My book, published in May by Chicago Review Press, is a very personal account of how my husband and I dealt with adopting a child, who for many years, couldn’t attach. Ultimately, she did, and I wrote a personal account, not a how-to, to share my experience with other adoptive families, and to enlighten anyone who knows or cares for adoptive children. A small but vocal minority turned my Amazon page into a raging forum for attacks and commentary.
In theory, customer reviews should be a democratic process. It’s not that simple. First, you don’t have to have read a book (or purchase it from Amazon) to comment on it – only a regular Amazon account is necessary. Secondly, reviewers can post anonymously, using any handle, which means anyone, or any group, with an agenda can manipulate your book’s future without their fingerprints.
Nasty reviews hurt, particularly unsubstantiated or personal attacks. It’s also upsetting when you can see a pattern of attack that shows a repetition of particular words or ideas in the negative reviews that suggests a group attack. Chances are these commenters are part of another forum that has made your book a hate target.

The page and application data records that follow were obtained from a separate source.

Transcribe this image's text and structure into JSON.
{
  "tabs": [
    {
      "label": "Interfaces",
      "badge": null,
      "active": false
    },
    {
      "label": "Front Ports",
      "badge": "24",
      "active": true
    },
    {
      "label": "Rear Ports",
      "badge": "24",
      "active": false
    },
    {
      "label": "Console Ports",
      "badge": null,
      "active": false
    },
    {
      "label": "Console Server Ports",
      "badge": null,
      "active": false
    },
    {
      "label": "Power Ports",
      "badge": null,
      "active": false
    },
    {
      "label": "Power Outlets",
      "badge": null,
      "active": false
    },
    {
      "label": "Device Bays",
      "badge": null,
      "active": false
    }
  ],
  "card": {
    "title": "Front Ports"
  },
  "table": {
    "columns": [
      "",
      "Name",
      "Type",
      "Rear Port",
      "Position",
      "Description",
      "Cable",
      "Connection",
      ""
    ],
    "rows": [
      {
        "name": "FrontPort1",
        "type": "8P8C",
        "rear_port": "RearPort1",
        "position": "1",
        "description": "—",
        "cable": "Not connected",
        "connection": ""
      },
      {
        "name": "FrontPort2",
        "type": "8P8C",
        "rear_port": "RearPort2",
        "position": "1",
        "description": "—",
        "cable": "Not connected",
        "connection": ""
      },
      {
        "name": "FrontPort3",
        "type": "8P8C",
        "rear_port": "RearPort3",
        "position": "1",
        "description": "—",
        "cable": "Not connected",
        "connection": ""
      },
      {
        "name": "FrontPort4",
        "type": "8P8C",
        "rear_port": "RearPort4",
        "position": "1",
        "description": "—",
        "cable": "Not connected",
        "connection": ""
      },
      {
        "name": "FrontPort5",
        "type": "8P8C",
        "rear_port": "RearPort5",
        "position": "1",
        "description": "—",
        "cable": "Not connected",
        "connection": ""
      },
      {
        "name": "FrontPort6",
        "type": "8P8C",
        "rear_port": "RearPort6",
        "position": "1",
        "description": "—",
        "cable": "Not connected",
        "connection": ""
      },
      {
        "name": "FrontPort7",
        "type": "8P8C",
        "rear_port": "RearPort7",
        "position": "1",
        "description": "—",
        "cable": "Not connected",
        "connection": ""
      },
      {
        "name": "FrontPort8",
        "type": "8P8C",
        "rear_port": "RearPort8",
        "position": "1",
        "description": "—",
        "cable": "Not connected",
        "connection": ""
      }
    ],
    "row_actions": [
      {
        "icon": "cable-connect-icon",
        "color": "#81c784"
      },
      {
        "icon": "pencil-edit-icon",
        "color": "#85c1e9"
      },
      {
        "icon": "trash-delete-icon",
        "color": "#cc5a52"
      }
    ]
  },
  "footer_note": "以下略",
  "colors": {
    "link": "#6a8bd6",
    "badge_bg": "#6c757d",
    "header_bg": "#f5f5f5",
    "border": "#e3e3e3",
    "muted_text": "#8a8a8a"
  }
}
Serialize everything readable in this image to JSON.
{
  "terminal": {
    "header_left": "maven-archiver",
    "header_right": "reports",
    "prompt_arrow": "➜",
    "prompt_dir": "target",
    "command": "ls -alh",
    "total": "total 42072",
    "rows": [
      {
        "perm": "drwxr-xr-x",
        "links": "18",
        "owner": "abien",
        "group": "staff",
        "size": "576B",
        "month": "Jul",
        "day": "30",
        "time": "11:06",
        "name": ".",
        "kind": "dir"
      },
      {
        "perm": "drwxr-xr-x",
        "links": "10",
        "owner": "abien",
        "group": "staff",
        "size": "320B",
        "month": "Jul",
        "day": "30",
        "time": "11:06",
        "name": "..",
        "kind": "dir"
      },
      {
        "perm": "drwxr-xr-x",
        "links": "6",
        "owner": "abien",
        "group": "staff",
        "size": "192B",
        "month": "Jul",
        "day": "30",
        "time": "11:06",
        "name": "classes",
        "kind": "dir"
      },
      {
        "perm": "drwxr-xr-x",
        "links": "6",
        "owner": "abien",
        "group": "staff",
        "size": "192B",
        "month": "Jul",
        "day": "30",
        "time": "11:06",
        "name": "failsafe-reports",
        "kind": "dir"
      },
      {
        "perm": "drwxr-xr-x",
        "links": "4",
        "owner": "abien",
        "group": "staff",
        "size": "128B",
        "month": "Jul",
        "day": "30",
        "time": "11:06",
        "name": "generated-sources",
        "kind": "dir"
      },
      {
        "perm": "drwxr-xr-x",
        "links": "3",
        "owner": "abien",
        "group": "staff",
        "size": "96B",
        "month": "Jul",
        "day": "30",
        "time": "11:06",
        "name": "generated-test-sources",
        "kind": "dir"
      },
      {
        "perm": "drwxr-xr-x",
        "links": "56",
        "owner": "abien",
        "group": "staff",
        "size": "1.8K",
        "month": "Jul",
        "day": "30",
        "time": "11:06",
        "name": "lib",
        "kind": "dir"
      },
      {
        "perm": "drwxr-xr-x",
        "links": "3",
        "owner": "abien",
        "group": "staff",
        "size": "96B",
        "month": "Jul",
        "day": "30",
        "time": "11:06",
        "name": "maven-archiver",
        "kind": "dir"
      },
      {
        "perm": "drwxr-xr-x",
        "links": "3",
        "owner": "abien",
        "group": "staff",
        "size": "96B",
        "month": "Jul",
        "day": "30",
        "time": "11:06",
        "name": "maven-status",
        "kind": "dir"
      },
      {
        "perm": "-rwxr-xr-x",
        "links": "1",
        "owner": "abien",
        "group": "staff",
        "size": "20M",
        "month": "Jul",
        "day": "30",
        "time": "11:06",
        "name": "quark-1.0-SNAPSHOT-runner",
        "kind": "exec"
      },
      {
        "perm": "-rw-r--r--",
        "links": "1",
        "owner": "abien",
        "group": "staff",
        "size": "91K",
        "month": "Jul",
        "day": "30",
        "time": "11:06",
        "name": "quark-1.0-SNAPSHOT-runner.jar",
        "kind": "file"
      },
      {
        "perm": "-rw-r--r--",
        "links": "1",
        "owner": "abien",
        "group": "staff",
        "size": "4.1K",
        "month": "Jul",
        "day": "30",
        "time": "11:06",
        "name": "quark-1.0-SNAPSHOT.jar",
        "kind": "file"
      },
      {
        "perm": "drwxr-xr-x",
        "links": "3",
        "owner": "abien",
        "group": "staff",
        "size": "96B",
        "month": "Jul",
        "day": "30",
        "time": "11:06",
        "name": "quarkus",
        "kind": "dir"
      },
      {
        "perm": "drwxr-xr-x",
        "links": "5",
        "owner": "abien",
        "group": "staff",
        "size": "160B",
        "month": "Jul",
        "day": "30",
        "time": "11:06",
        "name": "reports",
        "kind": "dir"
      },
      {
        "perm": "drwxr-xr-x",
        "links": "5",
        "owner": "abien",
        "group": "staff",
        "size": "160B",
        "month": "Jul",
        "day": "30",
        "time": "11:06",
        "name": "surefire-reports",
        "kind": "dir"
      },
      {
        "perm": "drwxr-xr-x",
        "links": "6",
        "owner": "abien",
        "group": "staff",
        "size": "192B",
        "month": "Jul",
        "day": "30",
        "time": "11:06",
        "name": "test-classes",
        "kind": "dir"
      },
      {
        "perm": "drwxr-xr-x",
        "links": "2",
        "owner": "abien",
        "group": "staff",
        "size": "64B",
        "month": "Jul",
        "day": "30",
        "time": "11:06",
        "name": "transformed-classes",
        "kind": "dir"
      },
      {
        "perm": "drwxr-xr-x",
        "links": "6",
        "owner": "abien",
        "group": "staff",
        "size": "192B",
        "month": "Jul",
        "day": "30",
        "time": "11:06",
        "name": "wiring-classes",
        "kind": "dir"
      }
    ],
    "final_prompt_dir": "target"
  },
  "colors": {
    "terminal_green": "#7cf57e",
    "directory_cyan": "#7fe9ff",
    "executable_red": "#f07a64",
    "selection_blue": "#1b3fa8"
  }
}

Your friends, agent, and publisher, will tell you not to worry. “I read reviews when I buy a vacuum cleaner, not when I’m planning on buying a book,” one pal said to me.
But in that moment of feeling helpless and victimized, you’ll ask them to read your book, and review it. Alas, that’s not enough. There’s another favor you’ll need to call in.
At the bottom of each review, there’s a “yes” or “no” option to the question “Was this review helpful to you?” If your book attracts a dedicated, organized group of haters, they will be diligent about checking “yes” for every treacherous review, and “no” for every positive review. The weighted support for negative reviews keeps the negative reviews at the top of the customer review list, even if you have a total four-star rating, or a greater number of five-star reviews than bad ones. This is really, really frustrating. What can you do to mitigate the damage? Ask friends to do the same: click “yes” for every good review, and “no” for every rotten comment.
As I said, the Amazon book page – it’s a jungle out there.